[Items from an interface collection]
═══
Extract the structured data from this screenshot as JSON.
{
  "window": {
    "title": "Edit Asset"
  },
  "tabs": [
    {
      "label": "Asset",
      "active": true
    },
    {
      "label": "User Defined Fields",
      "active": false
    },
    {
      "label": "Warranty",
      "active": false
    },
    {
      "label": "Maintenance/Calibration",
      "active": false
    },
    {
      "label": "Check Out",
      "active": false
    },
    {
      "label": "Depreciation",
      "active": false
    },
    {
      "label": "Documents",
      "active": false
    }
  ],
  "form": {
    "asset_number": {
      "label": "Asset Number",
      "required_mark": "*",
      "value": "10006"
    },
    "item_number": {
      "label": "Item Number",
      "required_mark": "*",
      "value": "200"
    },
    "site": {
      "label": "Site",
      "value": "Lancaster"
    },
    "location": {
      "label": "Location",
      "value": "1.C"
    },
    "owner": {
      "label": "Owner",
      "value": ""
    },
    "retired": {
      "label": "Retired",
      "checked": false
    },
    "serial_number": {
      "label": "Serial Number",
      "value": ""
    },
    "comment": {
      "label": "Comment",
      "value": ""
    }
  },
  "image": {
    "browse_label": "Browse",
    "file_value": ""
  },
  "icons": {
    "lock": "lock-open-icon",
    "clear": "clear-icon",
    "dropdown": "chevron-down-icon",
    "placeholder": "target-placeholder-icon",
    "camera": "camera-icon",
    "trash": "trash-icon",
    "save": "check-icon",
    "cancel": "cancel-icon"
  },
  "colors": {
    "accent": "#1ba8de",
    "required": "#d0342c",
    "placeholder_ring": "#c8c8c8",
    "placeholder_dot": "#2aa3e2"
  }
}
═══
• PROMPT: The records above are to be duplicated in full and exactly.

• RESPONSE TO THIS TASK:
Extract the structured data from this screenshot as JSON.
{
  "window": {
    "title": "Edit Asset"
  },
  "tabs": [
    {
      "label": "Asset",
      "active": true
    },
    {
      "label": "User Defined Fields",
      "active": false
    },
    {
      "label": "Warranty",
      "active": false
    },
    {
      "label": "Maintenance/Calibration",
      "active": false
    },
    {
      "label": "Check Out",
      "active": false
    },
    {
      "label": "Depreciation",
      "active": false
    },
    {
      "label": "Documents",
      "active": false
    }
  ],
  "form": {
    "asset_number": {
      "label": "Asset Number",
      "required_mark": "*",
      "value": "10006"
    },
    "item_number": {
      "label": "Item Number",
      "required_mark": "*",
      "value": "200"
    },
    "site": {
      "label": "Site",
      "value": "Lancaster"
    },
    "location": {
      "label": "Location",
      "value": "1.C"
    },
    "owner": {
      "label": "Owner",
      "value": ""
    },
    "retired": {
      "label": "Retired",
      "checked": false
    },
    "serial_number": {
      "label": "Serial Number",
      "value": ""
    },
    "comment": {
      "label": "Comment",
      "value": ""
    }
  },
  "image": {
    "browse_label": "Browse",
    "file_value": ""
  },
  "icons": {
    "lock": "lock-open-icon",
    "clear": "clear-icon",
    "dropdown": "chevron-down-icon",
    "placeholder": "target-placeholder-icon",
    "camera": "camera-icon",
    "trash": "trash-icon",
    "save": "check-icon",
    "cancel": "cancel-icon"
  },
  "colors": {
    "accent": "#1ba8de",
    "required": "#d0342c",
    "placeholder_ring": "#c8c8c8",
    "placeholder_dot": "#2aa3e2"
  }
}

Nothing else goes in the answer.